Stefano Ermon, assistant professor of computer science at Stanford University, took a novel approach to the problem of data scarcity by leveraging two widely available data sources: global satellite imagery and Wikipedia articles. Ermon was able to make accurate predictions of economic development and crop types, and to access infrastructure in data-scarce areas using just satellite imagery as input data.
“We used the geolocation information – latitude and longitude – of Wikipedia articles to match the article’s location with a specific satellite image,” said Ermon. “The article can then be thought of as a detailed caption for that satellite image.” The assistant professor created a model to process the satellite image and Wikipedia article together which resulted in a newly processed form of the satellite image which would contain the information of the Wikipedia article. The newly-processed satellite images enabled Ermon’s team to make more accurate predictions of economic development in areas with very little data. The World Bank has been able to verify the effectiveness of the model and, in partnership with fossil fuels philanthropic association the Rockefeller Foundation, Ermon and his colleagues have started a company called Atlas AI to provide economic and agricultural insights.
Insights into action
A theme discussed by many speakers and panelists at the workshop was the need to build trust and a strong connection with stakeholders including local partners and governments. Georgina Campbell Flatter leads emerging market activities at weather insights company ClimaCell. Flatter discussed the importance of localized weather prediction to the livelihoods of small farmers. “Nearly 500 million households still depend on rule-of-thumb for making critical farming decisions,” said Flatter.
In some parts of East Africa, Flatter explained, farmers rely on the received wisdom that three days of heavy rains indicates the onset of the rainy season, however, changing weather patterns due to climate change have blurred the picture.
In January, said Flatter, “it rained for three days in a region of Uganda and then went dry for two weeks. Farmers who planted during this time lost all of their crops and for many this meant famine.” ClimaCell is trying to get small farmers to use weather forecasts.
In emerging markets, Flatter sees her work as trying to unlock value. “To tackle poverty, we must focus on prosperity,” she said. “And we must ask the right questions. Human-centered design approaches must be used to understand the needs of our customers and end-users.” Many farmers have some access to weather predictions but those forecasts often go unheeded because they are not communicated in actionable ways or the farmers do not trust them.
Call to action
Given the far-reaching consequences of climate change and machine learning, there have already been many opportunities to see how the topics intersect, at the ICLR 2020 workshop.
In his closing remarks, Ermon emphasized the importance of actionable insights to address global issues.
“Big problems like ending poverty and climate change often have limited data available and, as a result, programs are poorly targeted, social impacts are poorly understood, products are not developed, money is wasted and opportunities are lost,” he said. “The key challenge to addressing big problems like ending poverty and climate change is how to use all the datasets that are becoming available globally to extract actionable insights that can be used to come up with better approaches.
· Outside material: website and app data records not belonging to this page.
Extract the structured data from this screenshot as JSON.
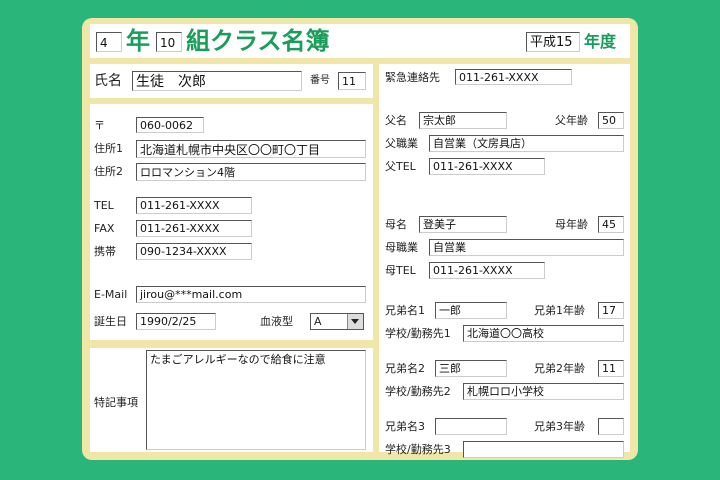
{
  "header": {
    "grade_value": "4",
    "grade_label": "年",
    "class_value": "10",
    "title": "組クラス名簿",
    "era_value": "平成15",
    "year_label": "年度"
  },
  "name_section": {
    "name_label": "氏名",
    "name_value": "生徒　次郎",
    "number_label": "番号",
    "number_value": "11"
  },
  "address_section": {
    "postal_label": "〒",
    "postal_value": "060-0062",
    "address1_label": "住所1",
    "address1_value": "北海道札幌市中央区〇〇町〇丁目",
    "address2_label": "住所2",
    "address2_value": "ロロマンション4階",
    "tel_label": "TEL",
    "tel_value": "011-261-XXXX",
    "fax_label": "FAX",
    "fax_value": "011-261-XXXX",
    "mobile_label": "携帯",
    "mobile_value": "090-1234-XXXX",
    "email_label": "E-Mail",
    "email_value": "jirou@***mail.com",
    "birthday_label": "誕生日",
    "birthday_value": "1990/2/25",
    "blood_label": "血液型",
    "blood_value": "A"
  },
  "notes_section": {
    "label": "特記事項",
    "value": "たまごアレルギーなので給食に注意"
  },
  "family_section": {
    "emergency_label": "緊急連絡先",
    "emergency_value": "011-261-XXXX",
    "father_name_label": "父名",
    "father_name_value": "宗太郎",
    "father_age_label": "父年齢",
    "father_age_value": "50",
    "father_job_label": "父職業",
    "father_job_value": "自営業（文房具店）",
    "father_tel_label": "父TEL",
    "father_tel_value": "011-261-XXXX",
    "mother_name_label": "母名",
    "mother_name_value": "登美子",
    "mother_age_label": "母年齢",
    "mother_age_value": "45",
    "mother_job_label": "母職業",
    "mother_job_value": "自営業",
    "mother_tel_label": "母TEL",
    "mother_tel_value": "011-261-XXXX",
    "sib1_name_label": "兄弟名1",
    "sib1_name_value": "一郎",
    "sib1_age_label": "兄弟1年齢",
    "sib1_age_value": "17",
    "sib1_school_label": "学校/勤務先1",
    "sib1_school_value": "北海道〇〇高校",
    "sib2_name_label": "兄弟名2",
    "sib2_name_value": "三郎",
    "sib2_age_label": "兄弟2年齢",
    "sib2_age_value": "11",
    "sib2_school_label": "学校/勤務先2",
    "sib2_school_value": "札幌ロロ小学校",
    "sib3_name_label": "兄弟名3",
    "sib3_name_value": "",
    "sib3_age_label": "兄弟3年齢",
    "sib3_age_value": "",
    "sib3_school_label": "学校/勤務先3",
    "sib3_school_value": ""
  }
}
That is where we need more help and that is why I am so excited to be part of this workshop because we need more people like you to work on these problems and to build a bridge from data to insights to guide better policies.”
By Dustin Zubke
This article was amended on 28/04/20 in line with changes requested by the workshop organizers. The changes included removal of a reference to Climate Change AI as a lobby group and removing the statement that people wishing to ask questions of speakers and panellists at the workshop would have to register by paying a $50-100 fee.